AFTRA, WGA bring talkshow hostess in battle
AFTRA and the WGA have gotten into a brawl over Ellen DeGeneres working during the writers strike.
In recent days, the tops execs for the American Federation of Television & Radio Artists and the WGA East have issued dueling statements and letters over DeGeneres opting to continue working on her daytime talker during the past week.
The inter-union brawl came into the open on Friday when the WGA East issued a press release blasting DeGeneres for continuing to perform comedy in violation of strike rules. ”Ellen said she loves and supports her writers, but her actions prove otherwise.”
The WGA East also took DeGenerses to task over the recent dog controversy: “We find it sad that Ellen spent an entire week crying and fighting for a dog that she gave away, yet she couldn’t even stand by writers for more than one day – writers who have helped make her extremely successful.
AFTRA topper Kim Roberts Hedgpeth said, in a letter to WGA East chief Mona Mangan, that DeGeneres is required to work.
”As you know, AFTRA members such as Ms. DeGeneres who are working under the AFTRA Network TV Code (which covers The Ellen DeGeneres Show) are legally required by the no-strike clause of that contract to report to work and perform their AFTRA-covered responsibilities,” she wrote. ”Ms. DeGeneres, along with thousands of entertainment-industry workers represented by AFTRA and other unions who are bound by similar no-strike clauses, are also reporting to work as legally required.”
Hedgpeth also said it was inappropriate for the WGA to publicly blast DeGeneres in light of members of AFTRA supporting the strike on picket lines.
“If WGAE had concerns about the activities of this AFTRA member, we cannot fathom why we did not receive so much as a courtesy heads-up to discuss the situation and see what we could do to work together in support of WGA’s members,” Hedgpeth wrote. “An AFTRA member was made the target of an ad hominem attack in a news release without any of the communication between us consistent with professional and inter-union courtesy. At a time when all unions should be standing together, this stunning breach of basic inter-union courtesy is the kind of misstep that threatens to frustrate the solidarity of organized labor on a cause that we should all stand together, and stand up, for.”

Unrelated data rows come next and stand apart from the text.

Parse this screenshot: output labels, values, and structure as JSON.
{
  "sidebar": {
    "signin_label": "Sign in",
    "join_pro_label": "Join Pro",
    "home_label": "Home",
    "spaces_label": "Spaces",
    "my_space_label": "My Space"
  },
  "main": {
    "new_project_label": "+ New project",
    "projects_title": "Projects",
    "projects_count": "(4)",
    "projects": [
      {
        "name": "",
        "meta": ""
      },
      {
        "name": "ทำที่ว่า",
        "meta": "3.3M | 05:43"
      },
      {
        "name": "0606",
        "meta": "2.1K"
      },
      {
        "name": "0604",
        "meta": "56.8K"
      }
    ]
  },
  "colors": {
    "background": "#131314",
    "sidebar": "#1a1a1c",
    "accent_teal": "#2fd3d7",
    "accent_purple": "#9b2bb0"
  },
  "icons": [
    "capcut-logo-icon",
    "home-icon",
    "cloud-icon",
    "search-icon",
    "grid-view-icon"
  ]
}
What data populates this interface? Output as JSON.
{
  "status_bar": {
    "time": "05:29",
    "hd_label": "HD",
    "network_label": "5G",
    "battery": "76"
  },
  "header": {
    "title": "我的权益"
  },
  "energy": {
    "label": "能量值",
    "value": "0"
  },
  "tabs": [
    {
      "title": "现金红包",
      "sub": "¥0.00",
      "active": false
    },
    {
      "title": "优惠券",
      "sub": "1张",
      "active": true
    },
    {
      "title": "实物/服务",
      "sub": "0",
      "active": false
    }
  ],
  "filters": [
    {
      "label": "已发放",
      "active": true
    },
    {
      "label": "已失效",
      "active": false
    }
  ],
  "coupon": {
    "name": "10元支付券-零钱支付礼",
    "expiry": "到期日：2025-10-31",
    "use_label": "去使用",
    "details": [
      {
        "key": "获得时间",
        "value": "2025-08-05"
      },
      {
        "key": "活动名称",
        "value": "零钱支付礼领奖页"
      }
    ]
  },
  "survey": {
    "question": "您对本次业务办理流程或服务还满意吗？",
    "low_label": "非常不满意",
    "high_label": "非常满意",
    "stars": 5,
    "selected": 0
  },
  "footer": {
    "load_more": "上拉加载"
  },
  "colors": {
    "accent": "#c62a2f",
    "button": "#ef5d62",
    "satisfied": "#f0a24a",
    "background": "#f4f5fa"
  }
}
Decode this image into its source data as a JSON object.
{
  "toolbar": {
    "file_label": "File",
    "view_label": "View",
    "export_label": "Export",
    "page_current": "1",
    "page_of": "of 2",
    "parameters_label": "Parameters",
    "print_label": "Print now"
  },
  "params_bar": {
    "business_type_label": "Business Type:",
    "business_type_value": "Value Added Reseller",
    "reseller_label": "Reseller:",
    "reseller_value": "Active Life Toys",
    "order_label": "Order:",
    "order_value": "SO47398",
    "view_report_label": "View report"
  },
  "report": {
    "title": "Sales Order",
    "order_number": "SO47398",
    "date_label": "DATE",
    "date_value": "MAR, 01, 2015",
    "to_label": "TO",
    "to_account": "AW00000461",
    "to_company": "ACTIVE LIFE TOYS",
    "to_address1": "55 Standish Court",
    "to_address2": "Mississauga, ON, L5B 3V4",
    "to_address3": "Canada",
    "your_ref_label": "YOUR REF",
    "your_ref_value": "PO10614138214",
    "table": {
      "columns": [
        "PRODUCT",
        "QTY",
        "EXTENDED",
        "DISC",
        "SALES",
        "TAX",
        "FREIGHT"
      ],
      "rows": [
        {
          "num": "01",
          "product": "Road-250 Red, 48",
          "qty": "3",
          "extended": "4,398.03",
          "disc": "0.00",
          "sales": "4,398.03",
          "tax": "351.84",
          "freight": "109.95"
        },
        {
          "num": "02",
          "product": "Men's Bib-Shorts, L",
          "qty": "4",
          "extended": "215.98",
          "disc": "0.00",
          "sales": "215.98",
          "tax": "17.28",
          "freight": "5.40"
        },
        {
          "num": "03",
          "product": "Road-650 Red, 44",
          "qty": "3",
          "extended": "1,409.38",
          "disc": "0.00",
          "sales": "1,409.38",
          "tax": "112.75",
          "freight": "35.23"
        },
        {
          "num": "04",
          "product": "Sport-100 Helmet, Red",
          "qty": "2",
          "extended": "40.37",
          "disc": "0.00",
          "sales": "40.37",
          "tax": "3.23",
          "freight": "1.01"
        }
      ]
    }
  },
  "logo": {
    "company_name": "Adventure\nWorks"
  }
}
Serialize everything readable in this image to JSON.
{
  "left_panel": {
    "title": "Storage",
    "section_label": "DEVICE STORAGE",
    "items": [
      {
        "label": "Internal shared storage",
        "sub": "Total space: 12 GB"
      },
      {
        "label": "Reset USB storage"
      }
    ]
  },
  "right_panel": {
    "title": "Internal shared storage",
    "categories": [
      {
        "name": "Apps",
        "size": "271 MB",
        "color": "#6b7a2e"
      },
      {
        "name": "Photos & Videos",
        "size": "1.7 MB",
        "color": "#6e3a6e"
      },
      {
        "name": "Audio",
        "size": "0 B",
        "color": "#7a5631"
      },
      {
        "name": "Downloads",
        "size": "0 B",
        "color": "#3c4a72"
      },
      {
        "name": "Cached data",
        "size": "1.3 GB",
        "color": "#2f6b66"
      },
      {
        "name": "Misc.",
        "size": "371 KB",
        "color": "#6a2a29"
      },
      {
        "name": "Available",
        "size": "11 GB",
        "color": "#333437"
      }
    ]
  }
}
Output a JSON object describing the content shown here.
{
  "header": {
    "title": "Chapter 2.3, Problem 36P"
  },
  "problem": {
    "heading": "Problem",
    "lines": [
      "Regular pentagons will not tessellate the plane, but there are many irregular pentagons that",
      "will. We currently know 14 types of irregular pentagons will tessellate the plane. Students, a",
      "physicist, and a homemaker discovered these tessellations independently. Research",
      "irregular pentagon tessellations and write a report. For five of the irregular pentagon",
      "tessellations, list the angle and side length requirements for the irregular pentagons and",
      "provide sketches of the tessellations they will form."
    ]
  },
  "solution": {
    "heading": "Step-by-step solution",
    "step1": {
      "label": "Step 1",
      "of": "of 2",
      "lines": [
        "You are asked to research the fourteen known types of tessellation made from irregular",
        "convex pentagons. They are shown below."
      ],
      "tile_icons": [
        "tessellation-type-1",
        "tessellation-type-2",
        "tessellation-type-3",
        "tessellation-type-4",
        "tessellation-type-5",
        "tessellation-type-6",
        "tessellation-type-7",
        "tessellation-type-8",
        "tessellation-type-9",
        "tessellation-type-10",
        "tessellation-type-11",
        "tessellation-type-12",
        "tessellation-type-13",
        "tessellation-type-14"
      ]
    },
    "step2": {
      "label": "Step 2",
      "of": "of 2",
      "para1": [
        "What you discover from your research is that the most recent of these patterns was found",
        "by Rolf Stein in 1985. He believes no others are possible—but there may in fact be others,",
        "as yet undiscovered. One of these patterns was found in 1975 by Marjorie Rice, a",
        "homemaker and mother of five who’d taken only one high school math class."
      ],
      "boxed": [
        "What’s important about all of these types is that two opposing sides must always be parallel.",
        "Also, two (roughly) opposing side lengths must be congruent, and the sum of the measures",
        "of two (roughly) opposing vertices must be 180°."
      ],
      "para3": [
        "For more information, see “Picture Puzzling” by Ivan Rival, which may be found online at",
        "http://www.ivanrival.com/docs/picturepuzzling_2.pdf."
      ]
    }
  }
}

Mangan responded in a letter to Hedgpeth which said she was sorry to learn that the WGA erred in not consulting AFTRA before releasing the statement about DeGeneres. “I assure you that we have great respect for AFTRA, its members and staff, and we are deeply grateful for the generous support of the many AFTRA members supporting our strike by withholding their services and/or joining our picket lines and rallies,” she said.
But Mangan also said DeGeneres is wrong. “Beyond any issue of membership, there is the obvious ethical issue, which is clearly present in Ms. DeGeneres’ decision to write and produce a show without writers in the face of an industrywide walkout by 12,000 writers.”
DeGeneres’ producers, Telepictures Prods., weighed in with a defense of DeGeneres. “Ellen has not done anything in violation of the Writer’s Guild of America agreement, or the WGA’s internal ‘Strike Rules.'”
“Telepictures Productions, through its distributor Warner Bros. Domestic Television Distribution, has contractual obligations to continue to deliver original programming to the 220 stations that carry the program.
We have asked Ellen to come back to work to fulfill her contractual Obligation, as host of the show, because without original programs the stations can move the show out of its time periods or ultimately hold the company in breach of contract. The company, in turn, expects Ellen not to breach her contract to host the show. We also wish to preserve the 135 jobs of the staff and the crew whose livelihoods depend on the show continuing. We regret the Writer’s Guild has chosen to strike and we wish for a quick resolution.”